Spring Break Sailing Trip
My oldest son Nathan and I took a three day trip in my Sea Pearl 21 during his Spring Break school vacation.
A Sea Pearl 21 is a small sailboat that is twenty-one feet long, five and a half feet wide, and weighs about six hundred pounds with the ballast tanks empty. It has an unstayed cat ketch rig. Most Sea Pearls have leeboards but mine was built with a centerboard. With its low weight and height it's an easy boat to trailer.
The best feature from my perspective is its draft. With the center board up it only drafts six inches and the centerboard adds only two more feet. In the northern part of the Gulf of Mexico that is a wonderful feature. Though I do admit that it can make you really lazy about navigation and ignore shallow water unless there are birds standing on it.
We left from Shell Point Florida, which is on the coast directly south of Tallahassee, Florida. Early sunday morning turned into mid-morning by the time we got the boat packed and on the water.
We launched the boat from a boat ramp on the west side of the point and motored through the channel and around the point. The marine forecast said five to ten knots from the southeast but as soon as we came around the point we knew that the forecast was somewhat fictional. The channel out into the Gulf was smooth but with more than fifteen knots of wind blowing from the southwest the water past the channel looked rougher than we had been expecting.
Once out past the channel we turned into the wind and unfurled the sails. On a Sea Pearl this is done by turning the masts and unwinding the sails while keeping tension on them from the booms. We left a couple of turns wrapped around the mast and turned to the east.
We turned north and surfing over some shoals we entered the channel into the St. Marks river. There is a large spoil island about a half mile up the river from the St. Mark's Lighthouse. Behind this island is a calm pool that has a few feet of water in it at high tide. This made a perfect spot to spend the evening and get out of the wind. Nathan set up a platform over the cockpit seats and we rigged up our tent. I supervised from the shore in a folding chair.
We slept the night quietly with the one exception of someone looking for the channel at three AM with a spotlight.
In the morning we motored several miles further up river and ate lunch at The Riverside Cafe.
Full of fried seafood we floated back down the river, leaving the channel near the lighthouse and reaching under a gentle breeze east to the mouth of the Aucilla river.
Picking our way into the river with our depth finder deployed (centerboard down) we dropped sails and motored upriver against an impressive flow. The Aucilla river is spring and runoff feed and it was either in flood stage or pretty close to it.
We stopped for a while to stretch our legs at the boat ramp on east bank of the river and then headed back to the river mouth to find an anchorage for the night.
We dropped our hook in about five feet of water up a small salt creek about three hundred yards from the river mouth. Built the platform and pitched our tent.
I had been feeling a little sickly most of the trip and at about sundown I started burning up with a fever while feeling like I was soaked in ice water. Needless to say I crawled in my sleeping bag and had no problem falling asleep.

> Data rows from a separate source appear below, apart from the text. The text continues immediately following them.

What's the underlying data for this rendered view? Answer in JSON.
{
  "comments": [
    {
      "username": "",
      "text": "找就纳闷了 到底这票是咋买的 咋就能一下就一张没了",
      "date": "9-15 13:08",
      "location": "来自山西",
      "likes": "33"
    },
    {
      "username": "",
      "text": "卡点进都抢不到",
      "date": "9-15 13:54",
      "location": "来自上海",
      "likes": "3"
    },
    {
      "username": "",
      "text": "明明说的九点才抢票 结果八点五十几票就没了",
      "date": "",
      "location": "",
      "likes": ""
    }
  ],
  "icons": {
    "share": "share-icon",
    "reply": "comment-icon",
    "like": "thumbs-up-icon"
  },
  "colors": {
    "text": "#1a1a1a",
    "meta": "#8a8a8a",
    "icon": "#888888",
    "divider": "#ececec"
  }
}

My fever broke in the middle of the night. Sticking my head out of the tent I watched the stars and listened to the sounds of the salt marsh until I fell asleep. Nathan was out like a light.

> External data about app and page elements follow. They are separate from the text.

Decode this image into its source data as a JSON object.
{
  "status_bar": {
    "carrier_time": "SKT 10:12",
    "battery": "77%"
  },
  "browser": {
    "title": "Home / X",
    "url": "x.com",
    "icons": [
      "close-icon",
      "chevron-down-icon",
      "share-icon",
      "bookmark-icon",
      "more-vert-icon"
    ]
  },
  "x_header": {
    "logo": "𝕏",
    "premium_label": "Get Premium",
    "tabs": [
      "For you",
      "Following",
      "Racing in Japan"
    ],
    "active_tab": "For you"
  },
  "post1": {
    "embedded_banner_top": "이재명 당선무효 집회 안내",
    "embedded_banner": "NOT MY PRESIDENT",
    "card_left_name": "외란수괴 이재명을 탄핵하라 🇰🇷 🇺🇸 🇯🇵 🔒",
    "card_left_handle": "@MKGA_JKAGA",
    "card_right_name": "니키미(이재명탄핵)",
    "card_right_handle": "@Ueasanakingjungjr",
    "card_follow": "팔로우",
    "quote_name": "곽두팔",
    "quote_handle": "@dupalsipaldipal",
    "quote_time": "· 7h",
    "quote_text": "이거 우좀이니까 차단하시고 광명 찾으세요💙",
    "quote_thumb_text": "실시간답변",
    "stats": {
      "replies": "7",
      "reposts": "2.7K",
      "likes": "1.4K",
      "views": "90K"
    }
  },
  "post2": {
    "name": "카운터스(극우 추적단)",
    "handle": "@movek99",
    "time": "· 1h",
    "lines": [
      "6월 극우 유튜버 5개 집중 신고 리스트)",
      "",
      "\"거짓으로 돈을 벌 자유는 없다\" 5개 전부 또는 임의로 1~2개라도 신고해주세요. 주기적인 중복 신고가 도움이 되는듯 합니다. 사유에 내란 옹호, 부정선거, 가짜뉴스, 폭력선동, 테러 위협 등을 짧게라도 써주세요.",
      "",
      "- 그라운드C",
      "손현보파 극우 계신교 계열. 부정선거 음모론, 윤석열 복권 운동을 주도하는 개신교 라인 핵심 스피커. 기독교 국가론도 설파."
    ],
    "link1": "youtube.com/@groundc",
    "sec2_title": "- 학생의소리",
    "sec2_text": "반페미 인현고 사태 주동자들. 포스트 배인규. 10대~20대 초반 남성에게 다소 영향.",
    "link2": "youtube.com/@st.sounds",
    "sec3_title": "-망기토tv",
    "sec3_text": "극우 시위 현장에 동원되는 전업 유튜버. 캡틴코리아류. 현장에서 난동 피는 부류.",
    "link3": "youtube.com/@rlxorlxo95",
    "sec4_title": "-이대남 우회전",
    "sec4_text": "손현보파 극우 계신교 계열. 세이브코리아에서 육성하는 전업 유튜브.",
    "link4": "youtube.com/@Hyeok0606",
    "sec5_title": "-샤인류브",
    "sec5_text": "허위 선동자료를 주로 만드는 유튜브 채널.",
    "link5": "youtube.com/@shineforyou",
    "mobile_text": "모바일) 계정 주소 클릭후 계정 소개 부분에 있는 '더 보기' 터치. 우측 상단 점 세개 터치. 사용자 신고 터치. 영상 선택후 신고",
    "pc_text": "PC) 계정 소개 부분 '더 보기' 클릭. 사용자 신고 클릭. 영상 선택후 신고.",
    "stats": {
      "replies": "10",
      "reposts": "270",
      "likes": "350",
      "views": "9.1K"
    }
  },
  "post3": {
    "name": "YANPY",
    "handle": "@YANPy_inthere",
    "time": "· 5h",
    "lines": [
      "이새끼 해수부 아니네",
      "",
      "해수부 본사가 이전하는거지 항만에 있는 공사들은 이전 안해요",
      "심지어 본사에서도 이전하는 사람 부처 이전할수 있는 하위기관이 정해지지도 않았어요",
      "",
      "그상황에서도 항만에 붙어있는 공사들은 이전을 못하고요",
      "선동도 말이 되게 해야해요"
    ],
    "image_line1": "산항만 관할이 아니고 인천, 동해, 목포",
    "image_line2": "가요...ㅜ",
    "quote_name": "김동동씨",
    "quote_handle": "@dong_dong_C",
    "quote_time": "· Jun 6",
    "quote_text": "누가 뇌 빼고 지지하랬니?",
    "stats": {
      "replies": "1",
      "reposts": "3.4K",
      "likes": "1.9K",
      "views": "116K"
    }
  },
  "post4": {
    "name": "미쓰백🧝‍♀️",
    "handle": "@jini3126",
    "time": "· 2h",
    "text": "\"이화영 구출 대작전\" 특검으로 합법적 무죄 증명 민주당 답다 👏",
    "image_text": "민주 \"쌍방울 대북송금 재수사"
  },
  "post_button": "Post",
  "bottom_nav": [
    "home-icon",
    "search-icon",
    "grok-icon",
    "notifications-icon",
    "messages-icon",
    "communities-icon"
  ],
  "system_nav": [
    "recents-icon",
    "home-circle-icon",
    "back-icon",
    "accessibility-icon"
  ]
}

It was dead calm in the morning. We packed up our tent and platform and drifted out the river back into the Gulf. The ocean was as flat and calm as duck pond.
Under power we eased our way back west staying within a hundred yards of the marsh until we approached the lighthouse. Near the lighthouse the water shoals so we moved away from shore until we entered the St. Marks river channel. Returning to St. Marks we called our shore support team (A.K.A my better half) and called it a day.

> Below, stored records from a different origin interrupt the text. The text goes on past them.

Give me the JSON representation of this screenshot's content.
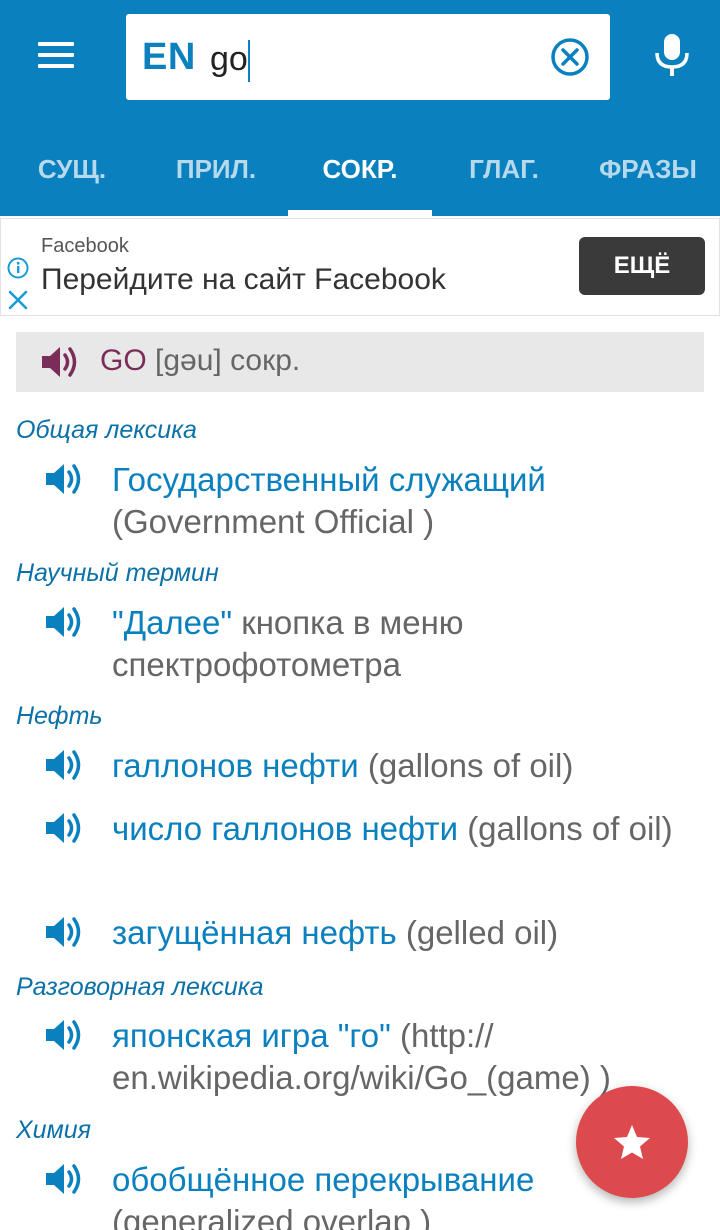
{
  "search": {
    "lang": "EN",
    "query": "go"
  },
  "tabs": [
    {
      "label": "СУЩ."
    },
    {
      "label": "ПРИЛ."
    },
    {
      "label": "СОКР."
    },
    {
      "label": "ГЛАГ."
    },
    {
      "label": "ФРАЗЫ"
    }
  ],
  "active_tab": "СОКР.",
  "ad": {
    "source": "Facebook",
    "text": "Перейдите на сайт Facebook",
    "button": "ЕЩЁ"
  },
  "headword": {
    "word": "GO",
    "transcription": "[ɡəu]",
    "pos": "сокр."
  },
  "sections": [
    {
      "category": "Общая лексика",
      "entries": [
        {
          "term": "Государственный служащий",
          "rest": "(Government Official )"
        }
      ]
    },
    {
      "category": "Научный термин",
      "entries": [
        {
          "term": "\"Далее\"",
          "rest": "кнопка в меню спектрофотометра"
        }
      ]
    },
    {
      "category": "Нефть",
      "entries": [
        {
          "term": "галлонов нефти",
          "rest": "(gallons of oil)"
        },
        {
          "term": "число галлонов нефти",
          "rest": "(gallons of oil)"
        },
        {
          "term": "загущённая нефть",
          "rest": "(gelled oil)"
        }
      ]
    },
    {
      "category": "Разговорная лексика",
      "entries": [
        {
          "term": "японская игра \"го\"",
          "rest": "(http:// en.wikipedia.org/wiki/Go_(game) )"
        }
      ]
    },
    {
      "category": "Химия",
      "entries": [
        {
          "term": "обобщённое перекрывание",
          "rest": "(generalized overlap )"
        }
      ]
    }
  ],
  "colors": {
    "appbar": "#0b80bf",
    "link": "#0b80bf",
    "category": "#0b71a8",
    "headword": "#7b2d5a",
    "fab": "#dd4a4e"
  },
  "icons": {
    "menu": "menu-icon",
    "clear": "clear-icon",
    "mic": "mic-icon",
    "speaker": "speaker-icon",
    "fab": "star-icon",
    "ad_info": "info-icon",
    "ad_close": "close-icon"
  }
}
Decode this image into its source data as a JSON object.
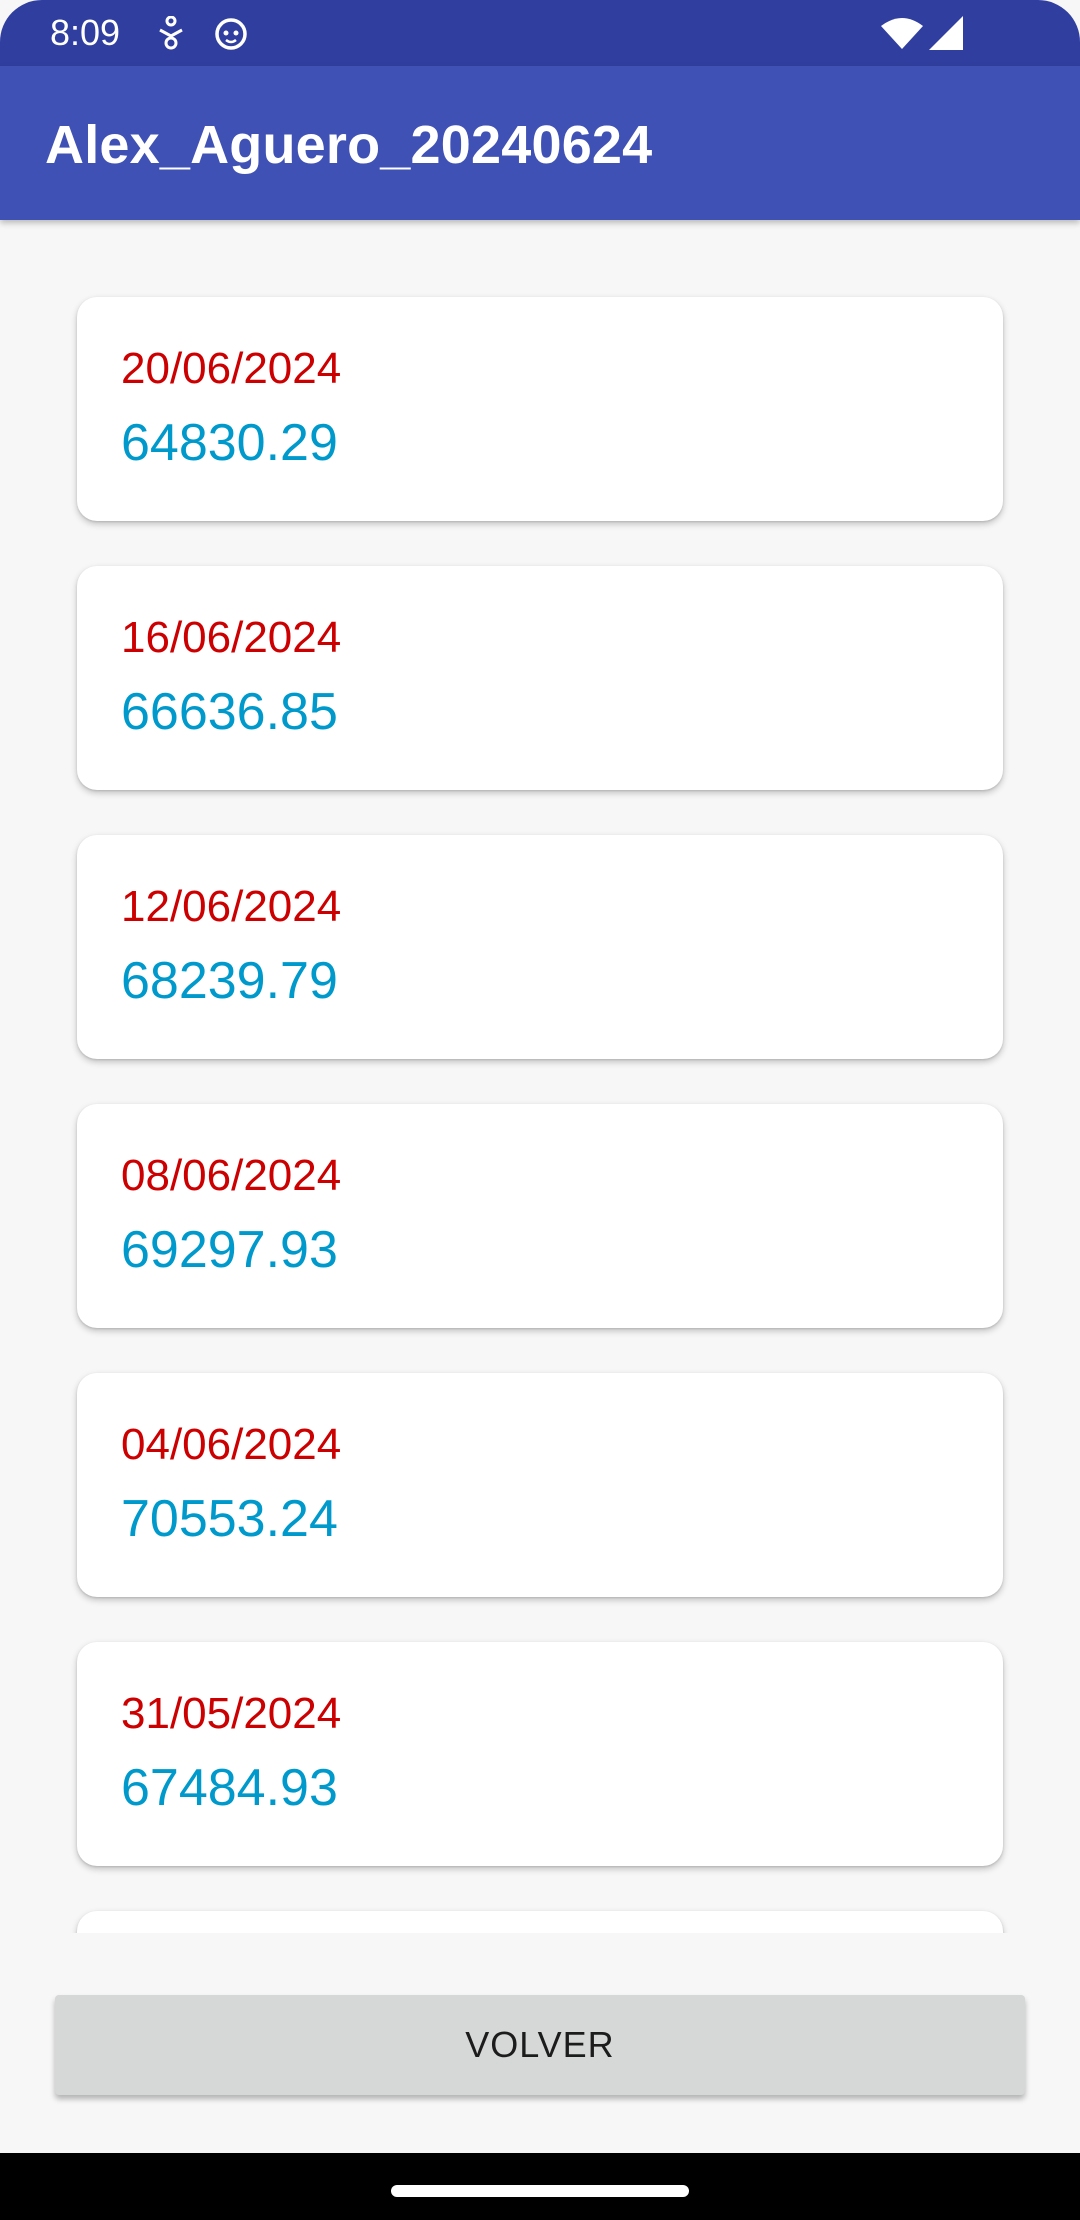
{
  "status_bar": {
    "time": "8:09",
    "left_icons": [
      "accessibility-icon",
      "cat-face-icon"
    ],
    "right_icons": [
      "wifi-icon",
      "cellular-signal-icon"
    ]
  },
  "app_bar": {
    "title": "Alex_Aguero_20240624",
    "color": "#3f51b5",
    "status_color": "#303f9f"
  },
  "list": {
    "date_color": "#cc0000",
    "value_color": "#0099cc",
    "items": [
      {
        "date": "20/06/2024",
        "value": "64830.29"
      },
      {
        "date": "16/06/2024",
        "value": "66636.85"
      },
      {
        "date": "12/06/2024",
        "value": "68239.79"
      },
      {
        "date": "08/06/2024",
        "value": "69297.93"
      },
      {
        "date": "04/06/2024",
        "value": "70553.24"
      },
      {
        "date": "31/05/2024",
        "value": "67484.93"
      }
    ]
  },
  "back_button": {
    "label": "VOLVER"
  }
}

Even though I became ill it was a great trip. I enjoyed the time with my son and any day on the water is a very good day. The Sea Pearl is one heck of a
boat. The combination of little draft, good handling, and a seaworthiness is tough to beat.